We are leaving for Chicago tomorrow afternoon, spending the Thanksgiving holiday with my husband's sister and her family, and two new babies (that makes five total, but who's counting). My husband's boys (actually young men) are packing and preparing and figuring out what music and food to bring along (the two most important things, right?). Scout will not be traveling with us, which makes me kind of sad. On the other hand, she will be having a good time with her family-away-from-family, and we'll be a little freer too.
My husband's sister is a great hostess. We always feel very relaxed and at home when we stay with them. She's the most excellent cook; she gets up and puts the coffee on early in the morning; we can sleep in as long as we want. She never makes me feel like I have to do anything to help, but I always want to. One year I made my special raspberry walnut muffins for breakfast.
Road trips have a long history in my family. I never flew anywhere until I was 21 and a senior in college. Our family road trips included frequent travels to the family farm in southwestern Minnesota, a trip to Duluth in 1969, and two extended vacations by car, one to Seattle, Washington, and the other to Disneyland. I was ten when we travelled to Seattle. I took my first pictures of the Pacific Ocean and the Continental Divide and Yellowstone Park (and got two cameras for Christmas, that year). I was sixteen on our trip to Disneyland. We had a tour guide and our group included people from France. Afterwards, I decided I wanted to be a tour guide in Disneyland when I grew up. Instead, I am a pastor. I wonder what that means.
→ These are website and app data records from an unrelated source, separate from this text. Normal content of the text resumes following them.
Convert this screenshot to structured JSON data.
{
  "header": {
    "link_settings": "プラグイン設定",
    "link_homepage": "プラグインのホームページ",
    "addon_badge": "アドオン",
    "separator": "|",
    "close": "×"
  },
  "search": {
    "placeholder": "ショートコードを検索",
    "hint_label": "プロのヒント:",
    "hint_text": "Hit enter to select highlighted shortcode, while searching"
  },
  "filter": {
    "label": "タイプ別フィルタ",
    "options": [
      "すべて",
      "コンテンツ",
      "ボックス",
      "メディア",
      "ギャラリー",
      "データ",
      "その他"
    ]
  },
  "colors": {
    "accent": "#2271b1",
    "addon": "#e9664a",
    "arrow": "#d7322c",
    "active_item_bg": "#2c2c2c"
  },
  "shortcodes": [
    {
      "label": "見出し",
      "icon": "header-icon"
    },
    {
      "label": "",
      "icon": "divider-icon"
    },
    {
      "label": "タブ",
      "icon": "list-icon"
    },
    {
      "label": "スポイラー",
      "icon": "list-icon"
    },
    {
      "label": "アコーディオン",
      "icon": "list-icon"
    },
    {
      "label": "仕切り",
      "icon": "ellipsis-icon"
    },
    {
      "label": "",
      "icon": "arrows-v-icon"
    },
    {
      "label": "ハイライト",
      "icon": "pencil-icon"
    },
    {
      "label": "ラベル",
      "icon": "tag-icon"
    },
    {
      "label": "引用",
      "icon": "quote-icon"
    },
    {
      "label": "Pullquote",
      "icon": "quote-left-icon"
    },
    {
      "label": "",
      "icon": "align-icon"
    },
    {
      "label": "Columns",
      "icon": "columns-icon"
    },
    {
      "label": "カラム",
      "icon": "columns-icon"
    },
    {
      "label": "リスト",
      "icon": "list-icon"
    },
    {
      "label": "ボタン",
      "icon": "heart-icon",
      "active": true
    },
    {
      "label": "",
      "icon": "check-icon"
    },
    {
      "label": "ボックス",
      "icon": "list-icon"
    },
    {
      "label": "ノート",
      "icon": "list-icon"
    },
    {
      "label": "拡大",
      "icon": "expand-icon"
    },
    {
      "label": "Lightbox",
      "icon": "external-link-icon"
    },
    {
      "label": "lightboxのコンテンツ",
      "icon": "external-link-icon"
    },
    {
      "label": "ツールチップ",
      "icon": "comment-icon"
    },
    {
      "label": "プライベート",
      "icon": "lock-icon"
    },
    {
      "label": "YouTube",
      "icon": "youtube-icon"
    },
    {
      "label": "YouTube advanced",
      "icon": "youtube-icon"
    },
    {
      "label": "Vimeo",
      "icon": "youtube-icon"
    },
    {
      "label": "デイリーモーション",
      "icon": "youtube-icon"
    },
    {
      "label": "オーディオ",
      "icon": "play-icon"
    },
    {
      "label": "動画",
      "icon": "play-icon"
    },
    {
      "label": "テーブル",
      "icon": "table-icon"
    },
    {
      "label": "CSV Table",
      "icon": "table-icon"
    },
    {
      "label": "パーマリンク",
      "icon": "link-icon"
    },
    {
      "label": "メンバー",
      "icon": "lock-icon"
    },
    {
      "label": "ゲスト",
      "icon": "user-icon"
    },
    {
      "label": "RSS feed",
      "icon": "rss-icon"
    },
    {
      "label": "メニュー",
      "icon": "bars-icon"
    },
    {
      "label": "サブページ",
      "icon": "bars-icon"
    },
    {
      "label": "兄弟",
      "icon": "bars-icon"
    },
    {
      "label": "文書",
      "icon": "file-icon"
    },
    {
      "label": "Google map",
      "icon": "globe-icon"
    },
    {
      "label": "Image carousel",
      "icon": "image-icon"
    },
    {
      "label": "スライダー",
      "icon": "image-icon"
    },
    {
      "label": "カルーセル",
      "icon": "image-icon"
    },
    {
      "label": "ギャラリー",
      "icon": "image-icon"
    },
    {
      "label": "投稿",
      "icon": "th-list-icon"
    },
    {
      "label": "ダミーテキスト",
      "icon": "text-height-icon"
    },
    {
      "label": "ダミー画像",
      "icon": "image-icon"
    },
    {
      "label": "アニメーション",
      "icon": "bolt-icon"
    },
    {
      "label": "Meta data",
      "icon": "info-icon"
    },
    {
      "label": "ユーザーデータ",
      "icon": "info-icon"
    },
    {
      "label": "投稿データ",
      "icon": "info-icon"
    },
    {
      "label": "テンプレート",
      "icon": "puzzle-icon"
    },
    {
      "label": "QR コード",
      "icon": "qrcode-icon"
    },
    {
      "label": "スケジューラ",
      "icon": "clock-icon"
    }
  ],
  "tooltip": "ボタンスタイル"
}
We considered the possibility of flying instead of driving this year, and asked the boys about it. They chose the road trip.
Here are some lessons I have learned "on the road":
1. The journey is as important as the destination. Now that in itself is a cliche. But it's still true, because the scenary, the detours, and the travelling companions are all a part of the journey. There are things you just don't see when you are up in the air, or at least don't see in the same way. And in the car, there are opportunities for the dirt-road turn-off, the deep conversation, the sudden realization. On the road, the journey is a shared experience, and it deepens our connections with each other. Maybe that's why the boys opted to ride instead of fly.
2. You always take more than you need. This is especially true for me on the road. I always think I am going to need my knitting, my piano books, 3 or 4 different books to read, my camera, my travel alarm, my curling iron, music for the car. On our family road trips, we took a cooler with food and snacks as well. This year, I am taking a picture of my dog. I will not need all that I take, but I want to make it seem like "home."
3. The anticipation is part of the event. This is true in small and big ways. Before we went to Disneyland, I prepared by sewing new clothes for myself all summer. For Paris (not a road trip, I know), I didn't have much preparation time, but I dreamed of the Louvre and Notre Dame.
4. You always learn something. Sometimes it's just: I don't have any comfortable shoes. Other times: the world is so large, and so beautiful, and I am so small. And still other times it might be: I could travel forever, and not see everything.
I'm over 50 years old now, and, unlike Hank Snow, I haven't been everywhere. Not even close. A road trip isn't always the most efficient way to travel.
But maybe it's not just about where you go and what you see. Maybe of all the things you learn, the most important lessons are about who you travel with: what makes them cry and what gives them hope, the things they can't stand and the things they can't live without.
Like Godiva chocolate. The Allman brothers. The dog. And each other.